P363 Depression and anxiety in Clostridioides difficile infection compared with inflammatory bowel disease during the Covid-19 pandemic

Țurcan, S.(1)*;Platon, V.(1);Negru, I.(1);

(1)State University of Medicine and Pharmacy from Moldova, Gastroenterology, Chisinau, Moldova- Republic Of;


Numerous studies and their meta-analysis have shown a high prevalence of anxiety and depression in patients with inflammatory bowel disease (IBD): up to a third of patients with anxiety symptoms and a quarter with depression symptoms. These rates increase even more with high disease activity: up to half of patients with anxiety criteria and up to a third with depression symptoms.

Data on the frequency and severity of depression and anxiety in patients with Clostridioides difficile infection (CDI) are not so numerous and unambiguous.

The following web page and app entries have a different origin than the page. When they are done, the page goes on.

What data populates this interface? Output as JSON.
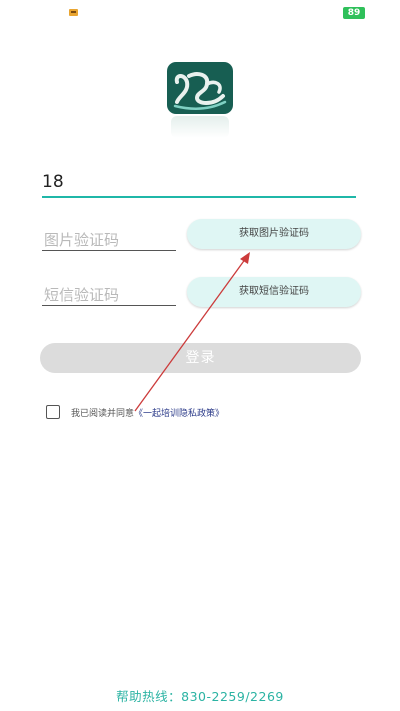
{
  "status_bar": {
    "battery_level": "89"
  },
  "logo": {
    "icon": "app-logo-icon",
    "brand_color": "#175e52"
  },
  "phone_field": {
    "value": "18"
  },
  "image_captcha": {
    "placeholder": "图片验证码",
    "button_label": "获取图片验证码"
  },
  "sms_code": {
    "placeholder": "短信验证码",
    "button_label": "获取短信验证码"
  },
  "login_button": {
    "label": "登录"
  },
  "agreement": {
    "prefix": "我已阅读并同意",
    "policy_link": "《一起培训隐私政策》",
    "checked": false
  },
  "hotline": {
    "label": "帮助热线：830-2259/2269"
  },
  "colors": {
    "accent": "#1fb7a8",
    "button_bg": "#dff6f4",
    "disabled_button": "#dcdcdc",
    "annotation_arrow": "#cc3b3b"
  }
}
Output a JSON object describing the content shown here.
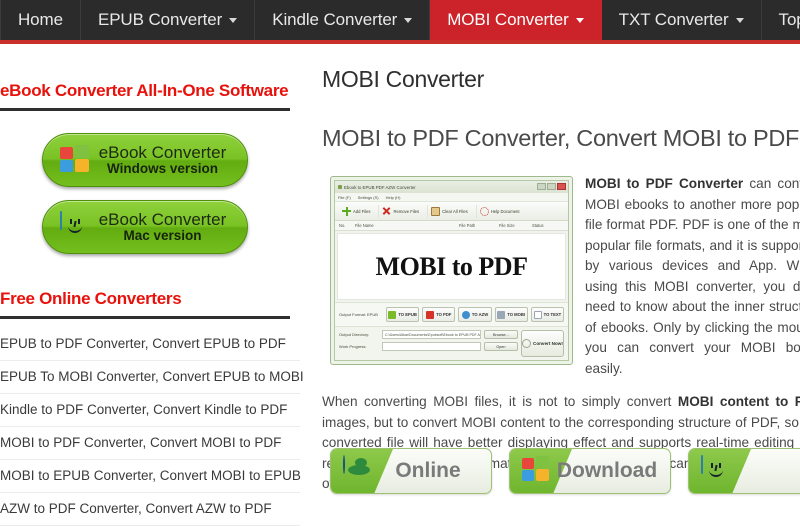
{
  "nav": {
    "items": [
      {
        "label": "Home",
        "has_caret": false,
        "active": false
      },
      {
        "label": "EPUB Converter",
        "has_caret": true,
        "active": false
      },
      {
        "label": "Kindle Converter",
        "has_caret": true,
        "active": false
      },
      {
        "label": "MOBI Converter",
        "has_caret": true,
        "active": true
      },
      {
        "label": "TXT Converter",
        "has_caret": true,
        "active": false
      },
      {
        "label": "Top Softwares",
        "has_caret": false,
        "active": false
      }
    ],
    "bar_color": "#2b2b2b",
    "accent_color": "#c9302c",
    "active_color": "#cc2229"
  },
  "sidebar": {
    "heading_software": "eBook Converter All-In-One Software",
    "heading_online": "Free Online Converters",
    "heading_color": "#e8120c",
    "download_buttons": [
      {
        "icon": "windows-flag-icon",
        "line1": "eBook Converter",
        "line2": "Windows version"
      },
      {
        "icon": "mac-finder-icon",
        "line1": "eBook Converter",
        "line2": "Mac version"
      }
    ],
    "links": [
      "EPUB to PDF Converter, Convert EPUB to PDF",
      "EPUB To MOBI Converter, Convert EPUB to MOBI",
      "Kindle to PDF Converter, Convert Kindle to PDF",
      "MOBI to PDF Converter, Convert MOBI to PDF",
      "MOBI to EPUB Converter, Convert MOBI to EPUB",
      "AZW to PDF Converter, Convert AZW to PDF"
    ]
  },
  "main": {
    "page_title": "MOBI Converter",
    "article_title": "MOBI to PDF Converter, Convert MOBI to PDF",
    "paragraph1_lead": "MOBI to PDF Converter",
    "paragraph1_rest": " can convert MOBI ebooks to another more popular file format PDF. PDF is one of the most popular file formats, and it is supported by various devices and App. When using this MOBI converter, you don't need to know about the inner structure of ebooks. Only by clicking the mouse, you can convert your MOBI books easily.",
    "paragraph2_pre": "When converting MOBI files, it is not to simply convert ",
    "paragraph2_bold": "MOBI content to PDF",
    "paragraph2_rest": " images, but to convert MOBI content to the corresponding structure of PDF, so the converted file will have better displaying effect and supports real-time editing and retrieval. After the MOBI format is converted to PDF, you can transfer the ebook to other device to read.",
    "big_buttons": [
      {
        "icon": "globe-icon",
        "label": "Online"
      },
      {
        "icon": "windows-flag-icon",
        "label": "Download"
      },
      {
        "icon": "mac-finder-icon",
        "label": ""
      }
    ]
  },
  "app_screenshot": {
    "window_title": "Ebook to EPUB PDF AZW Converter",
    "menu": [
      "File (F)",
      "Settings (S)",
      "Help (H)"
    ],
    "toolbar": [
      {
        "icon": "plus-icon",
        "label": "Add Files"
      },
      {
        "icon": "remove-x-icon",
        "label": "Remove Files"
      },
      {
        "icon": "clear-sheet-icon",
        "label": "Clear All Files"
      },
      {
        "icon": "help-circle-icon",
        "label": "Help Document"
      }
    ],
    "columns": [
      "No.",
      "File Name",
      "File Path",
      "File Size",
      "Status"
    ],
    "watermark": "MOBI to PDF",
    "output_format_label": "Output Format: EPUB",
    "format_buttons": [
      {
        "icon": "epub-icon",
        "label": "TO EPUB"
      },
      {
        "icon": "pdf-icon",
        "label": "TO PDF"
      },
      {
        "icon": "azw-icon",
        "label": "TO AZW"
      },
      {
        "icon": "mobi-icon",
        "label": "TO MOBI"
      },
      {
        "icon": "txt-icon",
        "label": "TO TEXT"
      }
    ],
    "output_directory_label": "Output Directory:",
    "output_directory_value": "C:\\Users\\Alkar\\Documents\\Epubsoft\\Ebook to EPUB PDF A",
    "browse_label": "Browse...",
    "work_progress_label": "Work Progress:",
    "open_label": "Open",
    "convert_label": "Convert Now!"
  }
}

During the Covid-19 pandemic, the frequency of depression and anxiety increased among healthy individuals and, even more so, among patients with intestinal diseases.

The aim of the study was to evaluate the degree of anxiety and depression in patients with IBD and those with CDI during the Covid-19 pandemic.


Thirty patients with IBD and 30 patients with CDI were included in the study. IBD was confirmed by endoscopy and histology. CDI was confirmed by enzyme analysis for glutamate dehydrogenase and toxins A and B in the feces of patients with nosocomial infection.

Hamilton scale (17 items) was used in order to assess the depression grade. This scale divides patients into four groups: no depression, mild, moderate and severe depression. Anxiety was diagnosed by the Spielberger scale (40 items) which includes analysis of State anxiety (SA) and Trait anxiety (TA).


Depression was determined in 56.7% of patients in the IBD group: 46.7% had mild depression, and 10% moderate depression. In the CDI group depression was diagnosed significantly more frequently – 86.7% of cases: mild grade in 76.6% and moderate in 10%, predominantly among women.

SA was identified in 46.7% of patients in IBD group, and severe SA in 10.0%. In CDI group the frequency and grade of SA were similar: 40.0% and 13.3% respectively.

The  of TA was extremely high in both groups: 93.3% in the IBD group, of which 50.0% with severe TA, and 96.7% in the CDI group, of which 40.0% with severe TA.


The results of the study confirm the presence of anxiety and depression in an extremely large number of patients with IBD and CDI during the Covid-19 pandemic. The frequency of anxiety and depression in this study is significantly higher than previously reported. Patients with IBD and CDI should be monitored for early diagnosis and adequate treatment of depression and anxiety.